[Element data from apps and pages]
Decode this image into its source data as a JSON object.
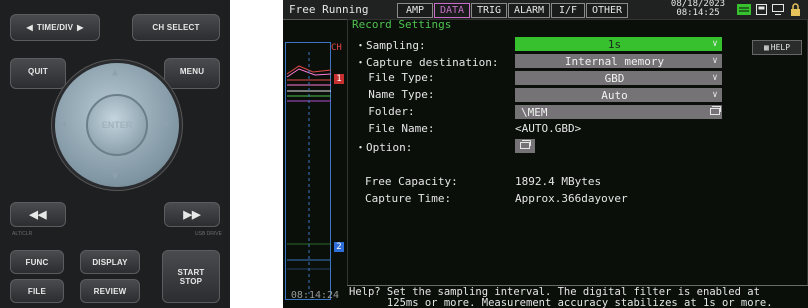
{
  "keypad": {
    "time_div": "TIME/DIV",
    "ch_select": "CH SELECT",
    "quit": "QUIT",
    "menu": "MENU",
    "enter": "ENTER",
    "alt_clr": "ALT/CLR",
    "usb_drive": "USB DRIVE",
    "func": "FUNC",
    "display": "DISPLAY",
    "file": "FILE",
    "review": "REVIEW",
    "start_stop_1": "START",
    "start_stop_2": "STOP"
  },
  "topbar": {
    "mode": "Free Running",
    "tabs": [
      {
        "label": "AMP",
        "active": false
      },
      {
        "label": "DATA",
        "active": true
      },
      {
        "label": "TRIG",
        "active": false
      },
      {
        "label": "ALARM",
        "active": false
      },
      {
        "label": "I/F",
        "active": false
      },
      {
        "label": "OTHER",
        "active": false
      }
    ],
    "date": "08/18/2023",
    "time": "08:14:25",
    "icons": [
      "battery-icon",
      "card-icon",
      "pc-link-icon",
      "lock-icon"
    ]
  },
  "strip": {
    "ch_label": "CH",
    "ch1": "1",
    "ch2": "2",
    "time": "08:14:24"
  },
  "settings": {
    "section_title": "Record Settings",
    "help_button": "HELP",
    "rows": [
      {
        "label": "・Sampling:",
        "value": "1s",
        "kind": "dropdown-green"
      },
      {
        "label": "・Capture destination:",
        "value": "Internal memory",
        "kind": "dropdown"
      },
      {
        "label": "  File Type:",
        "value": "GBD",
        "kind": "dropdown"
      },
      {
        "label": "  Name Type:",
        "value": "Auto",
        "kind": "dropdown"
      },
      {
        "label": "  Folder:",
        "value": "\\MEM",
        "kind": "browse"
      },
      {
        "label": "  File Name:",
        "value": "<AUTO.GBD>",
        "kind": "text"
      },
      {
        "label": "・Option:",
        "value": "",
        "kind": "button"
      }
    ],
    "free_capacity_label": "Free Capacity:",
    "free_capacity_value": "1892.4 MBytes",
    "capture_time_label": "Capture Time:",
    "capture_time_value": "Approx.366dayover"
  },
  "help": {
    "line1": "Help? Set the sampling interval. The digital filter is enabled at",
    "line2": "      125ms or more. Measurement accuracy stabilizes at 1s or more."
  },
  "colors": {
    "accent_green": "#37c12f",
    "tab_active": "#c86ec8",
    "field_gray": "#757375"
  }
}
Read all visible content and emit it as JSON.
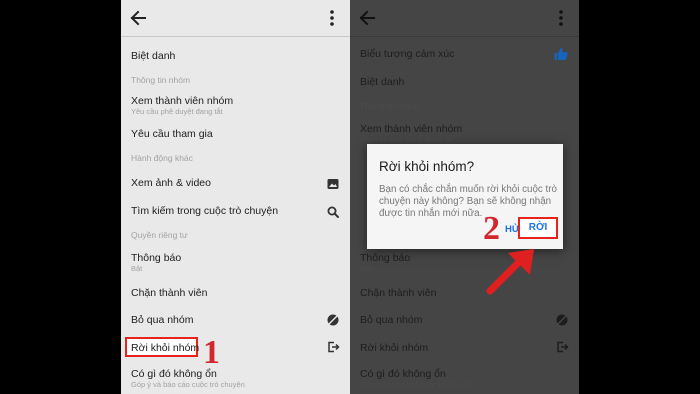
{
  "left": {
    "items": [
      {
        "label": "Biệt danh"
      },
      {
        "section": "Thông tin nhóm"
      },
      {
        "label": "Xem thành viên nhóm",
        "sub": "Yêu cầu phê duyệt đang tắt"
      },
      {
        "label": "Yêu cầu tham gia"
      },
      {
        "section": "Hành động khác"
      },
      {
        "label": "Xem ảnh & video",
        "icon": "image-icon"
      },
      {
        "label": "Tìm kiếm trong cuộc trò chuyện",
        "icon": "search-icon"
      },
      {
        "section": "Quyền riêng tư"
      },
      {
        "label": "Thông báo",
        "sub": "Bật"
      },
      {
        "label": "Chặn thành viên"
      },
      {
        "label": "Bỏ qua nhóm",
        "icon": "mute-icon"
      },
      {
        "label": "Rời khỏi nhóm",
        "icon": "logout-icon"
      },
      {
        "label": "Có gì đó không ổn",
        "sub": "Góp ý và báo cáo cuộc trò chuyện"
      }
    ]
  },
  "right": {
    "items": [
      {
        "label": "Biểu tượng cảm xúc",
        "icon": "thumbs-up-icon"
      },
      {
        "label": "Biệt danh"
      },
      {
        "section": "Thông tin nhóm"
      },
      {
        "label": "Xem thành viên nhóm",
        "sub": "Yêu cầu phê duyệt đang tắt"
      },
      {
        "label": "Thông báo",
        "sub": "Bật"
      },
      {
        "label": "Chặn thành viên"
      },
      {
        "label": "Bỏ qua nhóm",
        "icon": "mute-icon"
      },
      {
        "label": "Rời khỏi nhóm",
        "icon": "logout-icon"
      },
      {
        "label": "Có gì đó không ổn",
        "sub": "Góp ý và báo cáo cuộc trò chuyện"
      }
    ],
    "dialog": {
      "title": "Rời khỏi nhóm?",
      "body": "Bạn có chắc chắn muốn rời khỏi cuộc trò chuyện này không? Bạn sẽ không nhận được tin nhắn mới nữa.",
      "cancel_label": "HỦY",
      "confirm_label": "RỜI"
    }
  },
  "annotations": {
    "step1": "1",
    "step2": "2"
  },
  "colors": {
    "highlight": "#e8231f",
    "step_number": "#d2272d",
    "accent": "#1a73e8"
  }
}
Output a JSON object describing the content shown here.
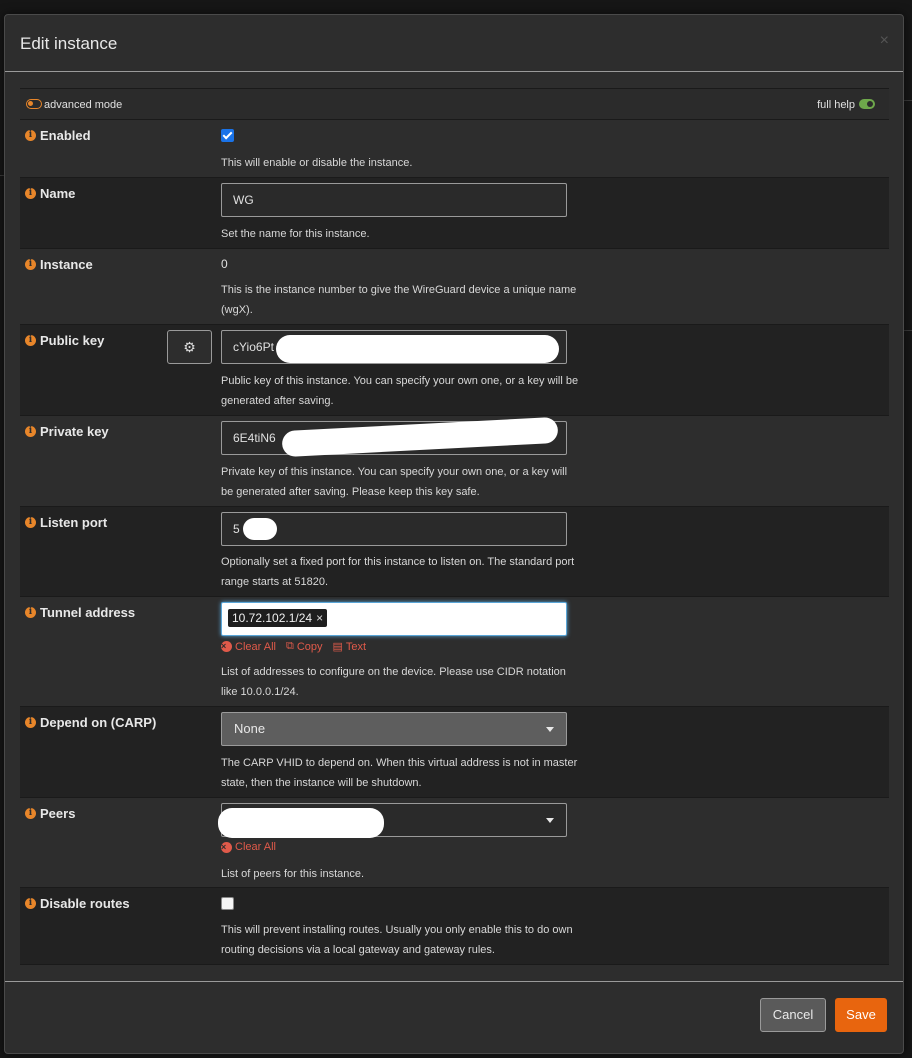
{
  "modal": {
    "title": "Edit instance",
    "close_icon": "×"
  },
  "toolbar": {
    "advanced_label": "advanced mode",
    "help_label": "full help"
  },
  "fields": {
    "enabled": {
      "label": "Enabled",
      "checked": true,
      "help": "This will enable or disable the instance."
    },
    "name": {
      "label": "Name",
      "value": "WG",
      "help": "Set the name for this instance."
    },
    "instance": {
      "label": "Instance",
      "value": "0",
      "help": "This is the instance number to give the WireGuard device a unique name (wgX)."
    },
    "public_key": {
      "label": "Public key",
      "value": "cYio6Pt",
      "help": "Public key of this instance. You can specify your own one, or a key will be generated after saving."
    },
    "private_key": {
      "label": "Private key",
      "value": "6E4tiN6",
      "help": "Private key of this instance. You can specify your own one, or a key will be generated after saving. Please keep this key safe."
    },
    "listen_port": {
      "label": "Listen port",
      "value": "5",
      "help": "Optionally set a fixed port for this instance to listen on. The standard port range starts at 51820."
    },
    "tunnel_address": {
      "label": "Tunnel address",
      "tag": "10.72.102.1/24",
      "clear_all": "Clear All",
      "copy": "Copy",
      "text": "Text",
      "help": "List of addresses to configure on the device. Please use CIDR notation like 10.0.0.1/24."
    },
    "depend_on": {
      "label": "Depend on (CARP)",
      "value": "None",
      "help": "The CARP VHID to depend on. When this virtual address is not in master state, then the instance will be shutdown."
    },
    "peers": {
      "label": "Peers",
      "clear_all": "Clear All",
      "help": "List of peers for this instance."
    },
    "disable_routes": {
      "label": "Disable routes",
      "checked": false,
      "help": "This will prevent installing routes. Usually you only enable this to do own routing decisions via a local gateway and gateway rules."
    }
  },
  "footer": {
    "cancel_label": "Cancel",
    "save_label": "Save"
  },
  "colors": {
    "accent": "#e8650e",
    "info": "#e8862a",
    "danger": "#e05a4a",
    "checkbox": "#1a73e8",
    "toggle_on": "#6ea84b"
  }
}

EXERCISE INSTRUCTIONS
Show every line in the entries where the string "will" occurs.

EXPECTED ANSWER
      "help": "This will enable or disable the instance."
      "help": "Public key of this instance. You can specify your own one, or a key will be generated after saving."
      "help": "Private key of this instance. You can specify your own one, or a key will be generated after saving. Please keep this key safe."
      "help": "The CARP VHID to depend on. When this virtual address is not in master state, then the instance will be shutdown."
      "help": "This will prevent installing routes. Usually you only enable this to do own routing decisions via a local gateway and gateway rules."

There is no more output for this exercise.